Component data from apps and pages
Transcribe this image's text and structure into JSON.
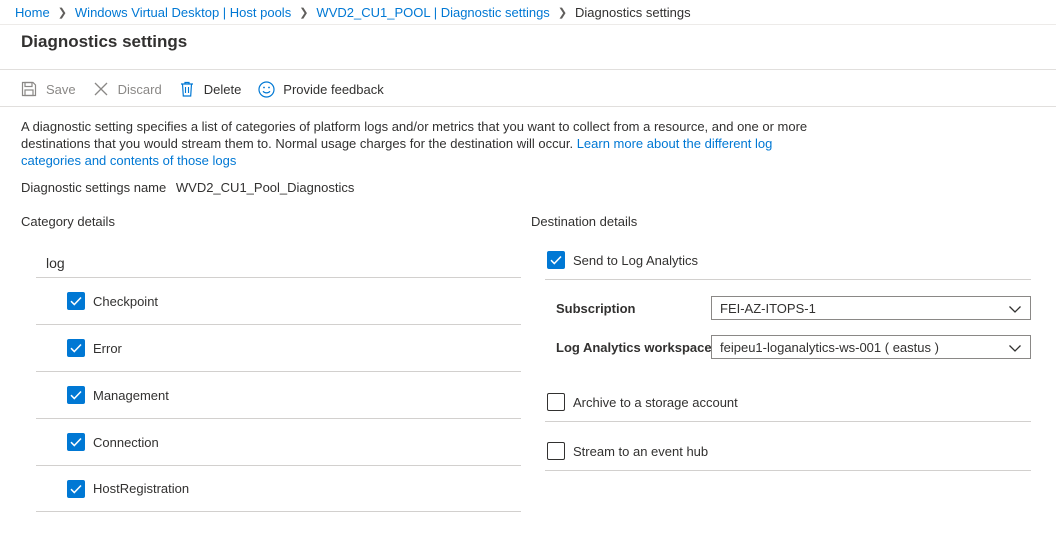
{
  "breadcrumb": {
    "items": [
      "Home",
      "Windows Virtual Desktop | Host pools",
      "WVD2_CU1_POOL | Diagnostic settings"
    ],
    "current": "Diagnostics settings"
  },
  "page": {
    "title": "Diagnostics settings"
  },
  "toolbar": {
    "save_label": "Save",
    "discard_label": "Discard",
    "delete_label": "Delete",
    "feedback_label": "Provide feedback"
  },
  "description": {
    "text": "A diagnostic setting specifies a list of categories of platform logs and/or metrics that you want to collect from a resource, and one or more destinations that you would stream them to. Normal usage charges for the destination will occur. ",
    "link": "Learn more about the different log categories and contents of those logs"
  },
  "setting_name": {
    "label": "Diagnostic settings name",
    "value": "WVD2_CU1_Pool_Diagnostics"
  },
  "category": {
    "title": "Category details",
    "log_header": "log",
    "items": [
      {
        "label": "Checkpoint",
        "checked": true
      },
      {
        "label": "Error",
        "checked": true
      },
      {
        "label": "Management",
        "checked": true
      },
      {
        "label": "Connection",
        "checked": true
      },
      {
        "label": "HostRegistration",
        "checked": true
      }
    ]
  },
  "destination": {
    "title": "Destination details",
    "log_analytics": {
      "label": "Send to Log Analytics",
      "checked": true
    },
    "subscription": {
      "label": "Subscription",
      "value": "FEI-AZ-ITOPS-1"
    },
    "workspace": {
      "label": "Log Analytics workspace",
      "value": "feipeu1-loganalytics-ws-001 ( eastus )"
    },
    "storage": {
      "label": "Archive to a storage account",
      "checked": false
    },
    "event_hub": {
      "label": "Stream to an event hub",
      "checked": false
    }
  },
  "colors": {
    "accent": "#0078d4",
    "text": "#323130",
    "disabled": "#8a8886",
    "divider": "#d2d0ce"
  },
  "icons": {
    "save": "save-icon",
    "discard": "close-icon",
    "delete": "trash-icon",
    "feedback": "smiley-icon",
    "checkbox": "checkmark-icon",
    "dropdown": "chevron-down-icon"
  }
}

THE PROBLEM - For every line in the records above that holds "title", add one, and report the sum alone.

SOLUTION TO THIS TASK - 3